Work to complete
What is the number of lines in these entries that contain "SOAP"? State it alone.

Data for review

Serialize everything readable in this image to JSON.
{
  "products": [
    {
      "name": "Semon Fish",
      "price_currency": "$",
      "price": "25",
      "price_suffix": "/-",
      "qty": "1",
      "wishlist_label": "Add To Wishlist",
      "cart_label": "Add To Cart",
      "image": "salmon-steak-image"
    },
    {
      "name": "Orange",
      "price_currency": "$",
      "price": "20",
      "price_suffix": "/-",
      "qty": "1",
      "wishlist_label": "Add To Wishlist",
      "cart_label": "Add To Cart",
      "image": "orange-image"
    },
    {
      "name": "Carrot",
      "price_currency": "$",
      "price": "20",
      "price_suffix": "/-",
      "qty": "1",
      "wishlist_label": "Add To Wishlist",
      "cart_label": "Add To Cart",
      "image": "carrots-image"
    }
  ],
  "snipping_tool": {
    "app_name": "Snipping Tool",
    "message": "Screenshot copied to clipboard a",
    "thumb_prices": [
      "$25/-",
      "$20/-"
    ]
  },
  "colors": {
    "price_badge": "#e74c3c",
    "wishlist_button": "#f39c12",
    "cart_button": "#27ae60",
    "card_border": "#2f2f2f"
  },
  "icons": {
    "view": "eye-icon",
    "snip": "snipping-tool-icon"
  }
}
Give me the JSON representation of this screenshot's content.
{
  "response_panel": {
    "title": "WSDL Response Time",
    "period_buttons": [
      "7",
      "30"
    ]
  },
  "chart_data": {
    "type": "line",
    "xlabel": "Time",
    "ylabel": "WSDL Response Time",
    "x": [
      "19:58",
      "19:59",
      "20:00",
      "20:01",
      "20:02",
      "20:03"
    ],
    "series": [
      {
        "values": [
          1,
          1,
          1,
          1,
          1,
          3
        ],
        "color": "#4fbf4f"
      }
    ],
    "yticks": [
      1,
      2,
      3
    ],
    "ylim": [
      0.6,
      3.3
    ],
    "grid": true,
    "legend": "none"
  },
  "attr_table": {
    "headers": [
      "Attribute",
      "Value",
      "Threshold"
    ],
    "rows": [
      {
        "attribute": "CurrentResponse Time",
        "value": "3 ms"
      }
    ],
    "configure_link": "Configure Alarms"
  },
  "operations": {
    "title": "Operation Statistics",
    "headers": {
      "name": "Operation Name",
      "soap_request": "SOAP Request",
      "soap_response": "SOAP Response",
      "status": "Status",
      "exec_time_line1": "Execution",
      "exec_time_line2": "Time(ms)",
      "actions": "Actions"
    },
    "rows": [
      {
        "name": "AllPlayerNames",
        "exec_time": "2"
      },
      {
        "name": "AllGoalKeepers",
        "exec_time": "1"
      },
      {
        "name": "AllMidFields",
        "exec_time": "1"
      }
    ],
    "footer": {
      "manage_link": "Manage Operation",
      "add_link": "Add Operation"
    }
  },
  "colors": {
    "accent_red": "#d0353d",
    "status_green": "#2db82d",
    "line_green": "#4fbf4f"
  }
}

Your response
2